“There is no science,” claims Dr Richard Quinton, consultant endocrinologist and specialist in hypogonadism. “There is no evidence-based science. It’s driven by pharma marketing, and the desire of some US physicians to generate an income stream for themselves.”
But what does that mean for the UK, where pharmaceutical companies are forbidden from advertising prescription medicines directly to consumers? “There has been a lot of pharma marketing directed at GPs,” says Quinton. “There’s a buyer campaign called Improve The Man, which is still running, but the leading endocrinologists aren’t a part of it.”
Big (Pharma) Bucks
For now, however, the treatments available in the UK remain too expensive to have encouraged universal NHS uptake. Thus middle-aged men in Britain may be more inclined to go private.
Dr Richard Petty is one of the founders of Harley Street’s Wellman Clinic, and has been in the testosterone game for 35 years. His practice delivers testosterone via intramuscular ‘depot’ injections (to ensure a slow release of the hormone and prevent unhealthy spikes), viewing topical treatments as inefficient to the point of being ‘practically homeopathic’.
Petty argues that the ability to easily measure testosterone, and thus diagnose hypogonadism, is in its relative infancy, having only been developed in the past 30 years. Therefore any rise in diagnoses or prescriptions is likely down to increased awareness and understanding of the condition: “[Testosterone treatment] is now seen not to be the province simply of bodybuilders and illicit athletes, but a high proportion of middle-aged men. Half of all men over 50 have a relative lack of testosterone, which can cause symptoms, and males are much more aware of what the symptoms might be.”
A Potent Cocktail
There’s no doubting that, for anyone diagnosed with chronic post-puberty hypogonadism, TRT can make a real difference to quality of life. Genuine low-T can lead to distressing consequences such as erectile dysfunction and osteoporosis. But in much the same way Viagra diffused from medical necessity to elective party pill, the perception is that low-T treatments have become a lifestyle option. Particularly in the US, where it makes paying for healthcare more bearable: “Well, I may have spent half my earnings on insurance, but at least I got this two per cent increase in erectile turgidity.”
But critics cite the vague nature of so many low-T symptoms – a decrease in ‘motivation’ or ‘mental clarity’ is hard to prove clinically, after all – as a symbol of rampant overprescription (if not downright misdiagnosis). Not to mention the fact that many signs of low-T overlap neatly with the symptoms of such terrible afflictions as overwork, a hangover or having kids to look after. It will be interesting to see how the low-T trend develops in Britain where rules for advertising medicines are far more stringent than the US.
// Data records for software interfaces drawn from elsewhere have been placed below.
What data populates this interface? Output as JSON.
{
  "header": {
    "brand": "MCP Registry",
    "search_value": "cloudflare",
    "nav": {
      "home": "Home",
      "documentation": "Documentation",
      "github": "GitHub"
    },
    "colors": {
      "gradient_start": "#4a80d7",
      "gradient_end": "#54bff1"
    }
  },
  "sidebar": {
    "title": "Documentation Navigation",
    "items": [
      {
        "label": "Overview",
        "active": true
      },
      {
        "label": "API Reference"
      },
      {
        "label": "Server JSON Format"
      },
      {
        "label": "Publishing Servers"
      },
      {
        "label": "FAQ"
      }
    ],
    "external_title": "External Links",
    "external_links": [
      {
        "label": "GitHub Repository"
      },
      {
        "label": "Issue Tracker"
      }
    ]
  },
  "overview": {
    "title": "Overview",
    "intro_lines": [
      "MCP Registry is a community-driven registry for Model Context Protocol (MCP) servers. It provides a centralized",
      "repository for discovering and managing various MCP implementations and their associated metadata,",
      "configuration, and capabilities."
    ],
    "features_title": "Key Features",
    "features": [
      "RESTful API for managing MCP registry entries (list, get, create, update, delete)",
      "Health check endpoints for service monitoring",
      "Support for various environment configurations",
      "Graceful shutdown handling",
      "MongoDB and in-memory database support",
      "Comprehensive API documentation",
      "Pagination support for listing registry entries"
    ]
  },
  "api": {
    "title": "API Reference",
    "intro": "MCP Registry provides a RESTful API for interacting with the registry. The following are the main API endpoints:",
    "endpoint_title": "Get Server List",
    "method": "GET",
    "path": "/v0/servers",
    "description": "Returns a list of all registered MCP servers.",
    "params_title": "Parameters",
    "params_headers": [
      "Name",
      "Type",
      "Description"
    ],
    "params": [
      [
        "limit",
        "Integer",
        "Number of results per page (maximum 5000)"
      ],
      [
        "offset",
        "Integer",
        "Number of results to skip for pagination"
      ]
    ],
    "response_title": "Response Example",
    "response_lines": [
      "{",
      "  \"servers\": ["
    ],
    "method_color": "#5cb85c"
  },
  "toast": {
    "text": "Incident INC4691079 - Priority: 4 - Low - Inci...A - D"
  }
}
Let’s face it, when it comes to sperm motility, most men wouldn’t notice if their semen brought home a swimming gold from Rio. But for anyone less comfortable in their skin, it’s another thing to panic about. The concern among many doctors – both here and in the US – is that the low-T game preys on the kind of man whose inner R Lee Ermey berates him for not producing enough sperm to hang a sheet of flock wallpaper, while actually exposing him to greater dangers. After all, low-T provides a handy way for those with low self-esteem to blame nature for self-diagnosed failings.